(Element data from apps and pages)
┄┄┄┄┄┄

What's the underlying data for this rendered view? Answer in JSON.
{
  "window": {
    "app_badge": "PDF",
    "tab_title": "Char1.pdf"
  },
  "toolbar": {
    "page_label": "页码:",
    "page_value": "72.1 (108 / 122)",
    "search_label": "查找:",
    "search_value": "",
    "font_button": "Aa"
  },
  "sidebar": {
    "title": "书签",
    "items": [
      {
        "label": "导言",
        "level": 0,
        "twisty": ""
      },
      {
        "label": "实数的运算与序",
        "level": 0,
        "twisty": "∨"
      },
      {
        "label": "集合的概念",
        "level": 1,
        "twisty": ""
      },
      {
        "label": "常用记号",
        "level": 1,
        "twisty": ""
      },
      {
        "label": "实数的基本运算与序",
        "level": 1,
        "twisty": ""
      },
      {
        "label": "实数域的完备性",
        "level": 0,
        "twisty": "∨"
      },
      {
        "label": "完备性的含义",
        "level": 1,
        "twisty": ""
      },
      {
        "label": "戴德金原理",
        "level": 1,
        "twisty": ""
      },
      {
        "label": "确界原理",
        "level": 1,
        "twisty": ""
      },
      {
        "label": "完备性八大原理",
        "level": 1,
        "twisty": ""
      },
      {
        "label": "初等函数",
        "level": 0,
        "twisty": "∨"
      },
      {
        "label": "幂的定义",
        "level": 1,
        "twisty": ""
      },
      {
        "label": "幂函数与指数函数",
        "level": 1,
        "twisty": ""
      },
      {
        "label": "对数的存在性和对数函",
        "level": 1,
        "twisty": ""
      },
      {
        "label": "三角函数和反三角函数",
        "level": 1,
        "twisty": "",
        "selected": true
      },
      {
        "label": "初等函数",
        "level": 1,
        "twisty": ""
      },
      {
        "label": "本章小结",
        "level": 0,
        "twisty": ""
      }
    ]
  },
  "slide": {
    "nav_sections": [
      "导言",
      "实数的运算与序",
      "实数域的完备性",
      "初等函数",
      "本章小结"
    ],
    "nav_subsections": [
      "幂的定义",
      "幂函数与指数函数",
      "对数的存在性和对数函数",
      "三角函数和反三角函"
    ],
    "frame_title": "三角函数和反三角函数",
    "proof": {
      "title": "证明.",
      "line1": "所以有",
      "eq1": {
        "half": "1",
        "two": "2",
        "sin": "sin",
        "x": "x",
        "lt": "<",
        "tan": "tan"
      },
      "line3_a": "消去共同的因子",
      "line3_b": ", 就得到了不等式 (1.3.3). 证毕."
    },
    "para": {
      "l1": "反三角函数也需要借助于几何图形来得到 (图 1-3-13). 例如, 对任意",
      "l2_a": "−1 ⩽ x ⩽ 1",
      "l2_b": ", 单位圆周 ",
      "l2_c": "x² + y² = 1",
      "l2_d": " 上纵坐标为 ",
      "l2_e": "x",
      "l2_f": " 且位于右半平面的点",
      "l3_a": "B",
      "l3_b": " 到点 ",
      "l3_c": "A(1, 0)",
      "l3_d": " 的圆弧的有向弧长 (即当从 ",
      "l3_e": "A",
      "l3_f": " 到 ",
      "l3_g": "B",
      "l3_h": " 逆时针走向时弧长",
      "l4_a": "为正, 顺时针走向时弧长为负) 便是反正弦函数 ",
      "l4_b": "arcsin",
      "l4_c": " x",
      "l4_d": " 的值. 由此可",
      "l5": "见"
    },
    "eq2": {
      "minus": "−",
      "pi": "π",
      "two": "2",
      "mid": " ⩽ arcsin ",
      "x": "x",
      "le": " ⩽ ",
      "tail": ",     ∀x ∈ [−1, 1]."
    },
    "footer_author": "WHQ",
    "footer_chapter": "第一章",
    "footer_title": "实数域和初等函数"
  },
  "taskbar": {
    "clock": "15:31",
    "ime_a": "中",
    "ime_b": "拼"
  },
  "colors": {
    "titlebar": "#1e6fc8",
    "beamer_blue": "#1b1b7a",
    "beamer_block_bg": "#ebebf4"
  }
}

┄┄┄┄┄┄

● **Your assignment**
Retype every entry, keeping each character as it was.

● **Answer area**
What's the underlying data for this rendered view? Answer in JSON.
{
  "window": {
    "app_badge": "PDF",
    "tab_title": "Char1.pdf"
  },
  "toolbar": {
    "page_label": "页码:",
    "page_value": "72.1 (108 / 122)",
    "search_label": "查找:",
    "search_value": "",
    "font_button": "Aa"
  },
  "sidebar": {
    "title": "书签",
    "items": [
      {
        "label": "导言",
        "level": 0,
        "twisty": ""
      },
      {
        "label": "实数的运算与序",
        "level": 0,
        "twisty": "∨"
      },
      {
        "label": "集合的概念",
        "level": 1,
        "twisty": ""
      },
      {
        "label": "常用记号",
        "level": 1,
        "twisty": ""
      },
      {
        "label": "实数的基本运算与序",
        "level": 1,
        "twisty": ""
      },
      {
        "label": "实数域的完备性",
        "level": 0,
        "twisty": "∨"
      },
      {
        "label": "完备性的含义",
        "level": 1,
        "twisty": ""
      },
      {
        "label": "戴德金原理",
        "level": 1,
        "twisty": ""
      },
      {
        "label": "确界原理",
        "level": 1,
        "twisty": ""
      },
      {
        "label": "完备性八大原理",
        "level": 1,
        "twisty": ""
      },
      {
        "label": "初等函数",
        "level": 0,
        "twisty": "∨"
      },
      {
        "label": "幂的定义",
        "level": 1,
        "twisty": ""
      },
      {
        "label": "幂函数与指数函数",
        "level": 1,
        "twisty": ""
      },
      {
        "label": "对数的存在性和对数函",
        "level": 1,
        "twisty": ""
      },
      {
        "label": "三角函数和反三角函数",
        "level": 1,
        "twisty": "",
        "selected": true
      },
      {
        "label": "初等函数",
        "level": 1,
        "twisty": ""
      },
      {
        "label": "本章小结",
        "level": 0,
        "twisty": ""
      }
    ]
  },
  "slide": {
    "nav_sections": [
      "导言",
      "实数的运算与序",
      "实数域的完备性",
      "初等函数",
      "本章小结"
    ],
    "nav_subsections": [
      "幂的定义",
      "幂函数与指数函数",
      "对数的存在性和对数函数",
      "三角函数和反三角函"
    ],
    "frame_title": "三角函数和反三角函数",
    "proof": {
      "title": "证明.",
      "line1": "所以有",
      "eq1": {
        "half": "1",
        "two": "2",
        "sin": "sin",
        "x": "x",
        "lt": "<",
        "tan": "tan"
      },
      "line3_a": "消去共同的因子",
      "line3_b": ", 就得到了不等式 (1.3.3). 证毕."
    },
    "para": {
      "l1": "反三角函数也需要借助于几何图形来得到 (图 1-3-13). 例如, 对任意",
      "l2_a": "−1 ⩽ x ⩽ 1",
      "l2_b": ", 单位圆周 ",
      "l2_c": "x² + y² = 1",
      "l2_d": " 上纵坐标为 ",
      "l2_e": "x",
      "l2_f": " 且位于右半平面的点",
      "l3_a": "B",
      "l3_b": " 到点 ",
      "l3_c": "A(1, 0)",
      "l3_d": " 的圆弧的有向弧长 (即当从 ",
      "l3_e": "A",
      "l3_f": " 到 ",
      "l3_g": "B",
      "l3_h": " 逆时针走向时弧长",
      "l4_a": "为正, 顺时针走向时弧长为负) 便是反正弦函数 ",
      "l4_b": "arcsin",
      "l4_c": " x",
      "l4_d": " 的值. 由此可",
      "l5": "见"
    },
    "eq2": {
      "minus": "−",
      "pi": "π",
      "two": "2",
      "mid": " ⩽ arcsin ",
      "x": "x",
      "le": " ⩽ ",
      "tail": ",     ∀x ∈ [−1, 1]."
    },
    "footer_author": "WHQ",
    "footer_chapter": "第一章",
    "footer_title": "实数域和初等函数"
  },
  "taskbar": {
    "clock": "15:31",
    "ime_a": "中",
    "ime_b": "拼"
  },
  "colors": {
    "titlebar": "#1e6fc8",
    "beamer_blue": "#1b1b7a",
    "beamer_block_bg": "#ebebf4"
  }
}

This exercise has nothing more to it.